FOR more than 800 years, a minaret dominated the skyline of Mosul, Iraq. Nicknamed al-Hadba, or ‘the hunchback’, because of its 3-metre tilt, it belonged to the Great Mosque of al-Nuri, commissioned in the twelfth century. Mosque and minaret were reduced to rubble after Islamist terrorist group ISIS took the city in 2014…

This article first appeared in Nature on 26 October 2018. To continue reading, click here.

Centenary of a catastrophe

ON June 29th 1918 Martín Salazar, Spain’s inspector general of health, stood up in front of the Royal Academy of Medicine in Madrid and declared, not without embarrassment, that the disease which was ravaging the country was to be found nowhere else in Europe…

This article first appeared in The Economist on 27 September 2018. To continue reading, click here.

 

The drift of humankind

FOR a man who spent his career illuminating the vast, dim migrations of people in prehistory, Luca Cavalli-Sforza’s life was remarkably circular. He first became interested in his major field, genetics, in the house of the geneticist Adriano Buzzati at Belluno, in the hills north of Venice. There he helped to collect thousands of flies in search of mutant Y chromosomes; and though he subsequently travelled the world to study the makeup of its tribes and populations, it was in Belluno that he died…
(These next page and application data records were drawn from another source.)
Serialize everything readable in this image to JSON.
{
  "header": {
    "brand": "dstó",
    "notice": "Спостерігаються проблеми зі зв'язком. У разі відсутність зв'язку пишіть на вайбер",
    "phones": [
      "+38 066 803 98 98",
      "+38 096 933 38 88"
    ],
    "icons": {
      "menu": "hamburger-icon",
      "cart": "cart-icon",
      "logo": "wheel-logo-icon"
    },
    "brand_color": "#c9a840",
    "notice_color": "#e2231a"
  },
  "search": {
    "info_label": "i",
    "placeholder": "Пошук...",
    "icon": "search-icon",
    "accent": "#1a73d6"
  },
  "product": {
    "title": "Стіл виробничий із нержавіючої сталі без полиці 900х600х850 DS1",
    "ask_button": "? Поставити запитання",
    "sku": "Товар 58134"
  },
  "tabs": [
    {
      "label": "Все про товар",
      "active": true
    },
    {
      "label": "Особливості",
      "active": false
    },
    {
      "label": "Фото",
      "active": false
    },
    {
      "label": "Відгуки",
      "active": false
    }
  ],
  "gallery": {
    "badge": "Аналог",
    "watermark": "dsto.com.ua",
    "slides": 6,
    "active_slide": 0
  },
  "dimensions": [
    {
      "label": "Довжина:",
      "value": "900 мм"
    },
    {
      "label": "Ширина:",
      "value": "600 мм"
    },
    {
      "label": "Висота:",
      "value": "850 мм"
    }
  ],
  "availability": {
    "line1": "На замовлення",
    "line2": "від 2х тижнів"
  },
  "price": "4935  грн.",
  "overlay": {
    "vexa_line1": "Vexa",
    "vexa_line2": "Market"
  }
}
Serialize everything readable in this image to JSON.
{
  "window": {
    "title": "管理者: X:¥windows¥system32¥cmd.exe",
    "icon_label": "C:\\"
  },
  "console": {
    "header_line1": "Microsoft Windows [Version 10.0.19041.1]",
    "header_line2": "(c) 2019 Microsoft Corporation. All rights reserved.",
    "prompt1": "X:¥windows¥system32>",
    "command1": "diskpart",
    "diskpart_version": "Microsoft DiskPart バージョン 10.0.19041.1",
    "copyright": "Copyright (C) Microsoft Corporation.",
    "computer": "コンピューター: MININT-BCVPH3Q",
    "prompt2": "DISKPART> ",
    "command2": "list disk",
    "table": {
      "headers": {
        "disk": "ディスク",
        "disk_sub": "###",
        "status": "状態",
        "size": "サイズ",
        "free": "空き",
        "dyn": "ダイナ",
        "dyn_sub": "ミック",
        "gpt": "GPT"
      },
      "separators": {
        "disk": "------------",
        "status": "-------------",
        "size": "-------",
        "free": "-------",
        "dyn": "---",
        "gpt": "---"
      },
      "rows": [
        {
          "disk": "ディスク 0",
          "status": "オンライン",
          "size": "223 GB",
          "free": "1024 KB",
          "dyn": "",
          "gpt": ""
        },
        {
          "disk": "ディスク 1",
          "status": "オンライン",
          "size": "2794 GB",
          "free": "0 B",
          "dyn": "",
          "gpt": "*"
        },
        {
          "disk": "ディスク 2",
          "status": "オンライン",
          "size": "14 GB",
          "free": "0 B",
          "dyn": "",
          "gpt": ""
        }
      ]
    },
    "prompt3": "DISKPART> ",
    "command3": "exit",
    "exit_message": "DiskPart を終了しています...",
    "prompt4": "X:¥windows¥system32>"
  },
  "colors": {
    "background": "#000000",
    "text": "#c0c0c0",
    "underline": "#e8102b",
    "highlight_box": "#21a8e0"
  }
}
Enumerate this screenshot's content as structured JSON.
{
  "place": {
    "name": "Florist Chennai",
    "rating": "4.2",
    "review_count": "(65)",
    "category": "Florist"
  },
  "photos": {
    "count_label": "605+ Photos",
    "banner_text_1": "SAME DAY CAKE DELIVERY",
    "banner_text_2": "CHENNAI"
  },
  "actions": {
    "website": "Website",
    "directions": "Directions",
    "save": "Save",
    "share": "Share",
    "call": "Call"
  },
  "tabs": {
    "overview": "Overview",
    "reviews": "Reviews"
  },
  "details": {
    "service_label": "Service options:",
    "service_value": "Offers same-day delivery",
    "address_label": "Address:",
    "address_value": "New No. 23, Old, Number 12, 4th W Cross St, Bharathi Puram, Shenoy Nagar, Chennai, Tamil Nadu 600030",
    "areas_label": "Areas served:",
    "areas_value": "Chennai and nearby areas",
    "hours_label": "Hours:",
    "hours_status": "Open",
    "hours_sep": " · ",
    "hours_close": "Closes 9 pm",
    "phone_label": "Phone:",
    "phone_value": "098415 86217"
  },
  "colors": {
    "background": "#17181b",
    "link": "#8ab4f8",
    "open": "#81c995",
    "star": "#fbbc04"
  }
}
This article first appeared in The Economist on 13 September 2018. To continue reading, click here.